So, for this week I thought I would attempt to make a Fougasse Monegasque, which is effectively just a sweet kind of biscuit/bread flavoured with aniseed.
For this recipe you need to use fresh yeast, in the absence of finding any in my local supermarket I substituted with dry active yeast. However, the instructions on the packet and other instructions found on the world-wide wonderweb varied.
Seeing as you’d think the actual yeast packet would carry the correct instructions I followed that, cue for a complete disaster…
If you fancy having a go at making a Fougasse Monegasque, and doing a much better job than I, here is the recipe I used, from a website called marmiton.com.
I have lovingly translated the recipe and instructions from French to English… (OK, I didn’t, Google Translate did 😉 )
- 1 kg of wheat flour
- 15 cl of dry white wine
- 15 cl of oil (sunflower or peanut type – not olive)
- 15 cl of orange blossom water
- 150 g of butter
- 350 g caster sugar
- 20 g of baker’s yeast (fresh in cubes at the baker’s)
- 1 pinch of salt
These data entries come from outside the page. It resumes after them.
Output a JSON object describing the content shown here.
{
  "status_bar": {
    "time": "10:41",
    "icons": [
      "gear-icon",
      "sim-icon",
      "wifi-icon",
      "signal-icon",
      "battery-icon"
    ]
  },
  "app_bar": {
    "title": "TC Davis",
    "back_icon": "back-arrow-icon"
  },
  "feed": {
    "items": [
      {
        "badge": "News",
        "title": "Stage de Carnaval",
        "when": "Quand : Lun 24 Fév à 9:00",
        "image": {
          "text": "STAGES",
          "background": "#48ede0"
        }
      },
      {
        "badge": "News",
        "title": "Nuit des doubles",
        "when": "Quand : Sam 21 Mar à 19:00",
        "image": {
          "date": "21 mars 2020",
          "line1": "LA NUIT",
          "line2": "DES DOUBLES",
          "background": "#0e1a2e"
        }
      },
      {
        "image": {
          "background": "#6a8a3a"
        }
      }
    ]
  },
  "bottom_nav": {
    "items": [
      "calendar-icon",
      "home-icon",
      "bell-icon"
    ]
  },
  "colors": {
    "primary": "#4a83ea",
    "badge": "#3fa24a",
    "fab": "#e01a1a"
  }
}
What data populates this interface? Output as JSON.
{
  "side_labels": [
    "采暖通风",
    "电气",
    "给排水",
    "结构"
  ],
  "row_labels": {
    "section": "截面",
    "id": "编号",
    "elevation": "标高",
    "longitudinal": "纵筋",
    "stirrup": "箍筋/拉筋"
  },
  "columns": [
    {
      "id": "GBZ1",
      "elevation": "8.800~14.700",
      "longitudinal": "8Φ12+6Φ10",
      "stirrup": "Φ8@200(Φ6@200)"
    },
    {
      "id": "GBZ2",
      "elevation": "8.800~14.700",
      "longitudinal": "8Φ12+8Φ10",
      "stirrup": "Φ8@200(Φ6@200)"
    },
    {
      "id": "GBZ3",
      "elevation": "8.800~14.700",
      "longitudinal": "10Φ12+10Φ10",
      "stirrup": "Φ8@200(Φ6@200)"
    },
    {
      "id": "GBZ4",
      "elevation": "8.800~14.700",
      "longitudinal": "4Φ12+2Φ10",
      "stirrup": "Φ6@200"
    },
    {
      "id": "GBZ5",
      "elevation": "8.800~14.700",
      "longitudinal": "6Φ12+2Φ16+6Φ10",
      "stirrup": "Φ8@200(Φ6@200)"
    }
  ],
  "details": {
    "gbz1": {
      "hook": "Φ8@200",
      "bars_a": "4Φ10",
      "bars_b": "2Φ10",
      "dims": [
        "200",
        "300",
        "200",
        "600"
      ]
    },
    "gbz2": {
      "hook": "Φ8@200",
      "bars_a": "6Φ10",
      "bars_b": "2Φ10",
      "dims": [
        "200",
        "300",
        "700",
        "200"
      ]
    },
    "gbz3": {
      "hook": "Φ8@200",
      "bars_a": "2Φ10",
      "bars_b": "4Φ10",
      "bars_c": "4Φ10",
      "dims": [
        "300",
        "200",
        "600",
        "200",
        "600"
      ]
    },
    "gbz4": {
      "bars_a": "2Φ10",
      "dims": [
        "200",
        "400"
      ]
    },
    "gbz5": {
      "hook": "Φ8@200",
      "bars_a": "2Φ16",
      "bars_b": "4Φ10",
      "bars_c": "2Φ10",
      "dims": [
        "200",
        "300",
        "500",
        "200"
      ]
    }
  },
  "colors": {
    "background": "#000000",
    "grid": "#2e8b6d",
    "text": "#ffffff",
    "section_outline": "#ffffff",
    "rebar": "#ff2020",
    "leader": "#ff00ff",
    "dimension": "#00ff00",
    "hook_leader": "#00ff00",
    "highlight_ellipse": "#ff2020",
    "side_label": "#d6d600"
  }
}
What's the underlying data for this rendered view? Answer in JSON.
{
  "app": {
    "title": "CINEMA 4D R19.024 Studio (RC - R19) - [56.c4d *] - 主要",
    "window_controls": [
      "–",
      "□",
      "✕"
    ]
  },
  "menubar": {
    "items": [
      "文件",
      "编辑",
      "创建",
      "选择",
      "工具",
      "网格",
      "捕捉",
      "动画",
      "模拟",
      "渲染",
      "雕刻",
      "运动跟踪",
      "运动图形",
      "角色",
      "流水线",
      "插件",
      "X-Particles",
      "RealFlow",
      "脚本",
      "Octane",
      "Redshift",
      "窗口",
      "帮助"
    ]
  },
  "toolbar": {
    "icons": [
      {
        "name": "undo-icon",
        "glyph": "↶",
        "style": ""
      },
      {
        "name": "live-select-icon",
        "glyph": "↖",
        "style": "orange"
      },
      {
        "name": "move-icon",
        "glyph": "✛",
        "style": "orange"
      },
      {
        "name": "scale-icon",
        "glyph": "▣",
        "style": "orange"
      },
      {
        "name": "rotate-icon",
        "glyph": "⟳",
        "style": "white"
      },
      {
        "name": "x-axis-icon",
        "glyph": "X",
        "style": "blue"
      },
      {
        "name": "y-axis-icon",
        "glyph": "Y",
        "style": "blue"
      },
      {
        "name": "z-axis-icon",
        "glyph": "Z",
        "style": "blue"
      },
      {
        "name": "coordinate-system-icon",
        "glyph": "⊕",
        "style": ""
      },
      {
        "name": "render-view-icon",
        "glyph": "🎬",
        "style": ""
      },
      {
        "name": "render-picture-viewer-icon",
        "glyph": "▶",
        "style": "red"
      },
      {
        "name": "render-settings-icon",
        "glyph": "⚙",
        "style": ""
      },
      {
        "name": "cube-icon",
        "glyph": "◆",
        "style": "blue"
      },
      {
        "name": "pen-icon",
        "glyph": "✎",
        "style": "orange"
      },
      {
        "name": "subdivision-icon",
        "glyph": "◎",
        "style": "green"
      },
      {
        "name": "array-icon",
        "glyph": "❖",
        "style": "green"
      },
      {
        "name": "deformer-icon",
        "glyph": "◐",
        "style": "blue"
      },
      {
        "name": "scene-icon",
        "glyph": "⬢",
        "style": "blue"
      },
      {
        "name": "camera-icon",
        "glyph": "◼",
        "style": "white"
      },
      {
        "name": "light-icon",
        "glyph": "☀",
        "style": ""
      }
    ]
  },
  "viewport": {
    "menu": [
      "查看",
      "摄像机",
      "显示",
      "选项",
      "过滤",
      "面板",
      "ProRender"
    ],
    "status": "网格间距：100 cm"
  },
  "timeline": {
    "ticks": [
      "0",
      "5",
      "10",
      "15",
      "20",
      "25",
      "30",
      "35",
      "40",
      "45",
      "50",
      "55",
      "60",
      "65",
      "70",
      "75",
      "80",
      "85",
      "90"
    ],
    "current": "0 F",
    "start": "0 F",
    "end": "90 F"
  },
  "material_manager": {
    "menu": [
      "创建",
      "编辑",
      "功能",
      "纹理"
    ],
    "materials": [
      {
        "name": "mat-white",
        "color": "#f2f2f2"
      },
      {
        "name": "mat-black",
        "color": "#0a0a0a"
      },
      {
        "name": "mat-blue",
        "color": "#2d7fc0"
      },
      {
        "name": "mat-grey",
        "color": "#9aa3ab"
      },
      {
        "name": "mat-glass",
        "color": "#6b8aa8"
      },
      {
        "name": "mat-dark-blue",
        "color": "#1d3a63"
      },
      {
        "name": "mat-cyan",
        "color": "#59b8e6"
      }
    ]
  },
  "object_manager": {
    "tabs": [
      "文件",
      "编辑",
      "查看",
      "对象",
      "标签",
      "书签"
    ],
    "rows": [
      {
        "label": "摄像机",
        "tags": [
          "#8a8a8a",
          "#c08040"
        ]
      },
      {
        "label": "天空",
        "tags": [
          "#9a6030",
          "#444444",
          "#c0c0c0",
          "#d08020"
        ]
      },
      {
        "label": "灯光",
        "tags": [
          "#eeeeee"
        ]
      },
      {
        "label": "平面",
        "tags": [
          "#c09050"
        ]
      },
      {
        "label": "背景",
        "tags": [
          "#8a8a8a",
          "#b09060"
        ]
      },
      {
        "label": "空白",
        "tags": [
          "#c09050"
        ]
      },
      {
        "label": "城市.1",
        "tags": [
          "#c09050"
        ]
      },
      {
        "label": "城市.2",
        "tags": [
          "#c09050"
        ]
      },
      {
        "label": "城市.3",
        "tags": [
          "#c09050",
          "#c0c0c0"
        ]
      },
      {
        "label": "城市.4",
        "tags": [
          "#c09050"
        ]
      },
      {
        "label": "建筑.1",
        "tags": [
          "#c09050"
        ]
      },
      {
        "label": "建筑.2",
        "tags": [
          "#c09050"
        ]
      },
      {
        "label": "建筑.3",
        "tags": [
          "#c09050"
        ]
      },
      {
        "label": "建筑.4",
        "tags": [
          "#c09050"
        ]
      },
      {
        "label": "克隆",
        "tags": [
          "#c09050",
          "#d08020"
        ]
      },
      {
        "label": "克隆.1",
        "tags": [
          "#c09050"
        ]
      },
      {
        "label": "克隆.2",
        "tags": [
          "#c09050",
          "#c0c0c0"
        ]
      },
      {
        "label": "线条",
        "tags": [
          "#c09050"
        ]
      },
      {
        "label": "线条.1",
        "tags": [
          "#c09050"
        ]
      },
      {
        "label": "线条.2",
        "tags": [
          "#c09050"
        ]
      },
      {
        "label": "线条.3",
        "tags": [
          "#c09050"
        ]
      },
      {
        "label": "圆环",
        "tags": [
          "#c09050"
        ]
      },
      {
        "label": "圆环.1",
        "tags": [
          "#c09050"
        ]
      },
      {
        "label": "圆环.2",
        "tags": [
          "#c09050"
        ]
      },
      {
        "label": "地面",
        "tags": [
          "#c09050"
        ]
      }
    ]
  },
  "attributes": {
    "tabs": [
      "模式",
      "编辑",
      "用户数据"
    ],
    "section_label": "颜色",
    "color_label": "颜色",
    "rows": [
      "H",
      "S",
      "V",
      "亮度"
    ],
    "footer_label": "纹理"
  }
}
- 1 tablespoon anise nature (I assume this means anise extract, or anise liqueur)
- 8 whole almonds
- 8 sugared almonds
- 1 teaspoon of red and white anise (not easy to find everywhere)
- Dissolve the yeast in a tablespoon of warm water. Make a small soft ball and put it in the middle of the flour. Let stand 15 minutes
- In a bowl put 1/2 glass of water; add the sugar, the softened butter, the oil, the wine, the grains of anise and a pinch of salt; let it come to room temperature
- Mix this liquid with the yeast ball in the middle of the flour, then knead the whole to obtain a fairly flexible mixture (almost like bread)
- Let rise for 24 hours, covering the dough with a clean cloth to keep it warm: it must double in volume (mine SO didn’t)
- The next day, spread pieces of dough 1 cm thick on oiled plates
- Garnish with red and white anise; add 3 or 4 almonds and 3 or 4 sugared almonds per dish
- Bake 20 to 25 minutes in preheated oven (190/200 ° C / Gas Mark 7). Watch the cooking to prevent the fougasses from burning!
- At the end of the oven, wet with orange blossom water (at your discretion)
- Powdered sugar can also be added for those with a sweet tooth
- Let it cool and eat
This biscuit is a specialty of the Principality of Monaco and is used mainly at Christmas time.
It is will keep well for about 1 week in aluminum paper or a tin (no plastic box) and also freezes very well.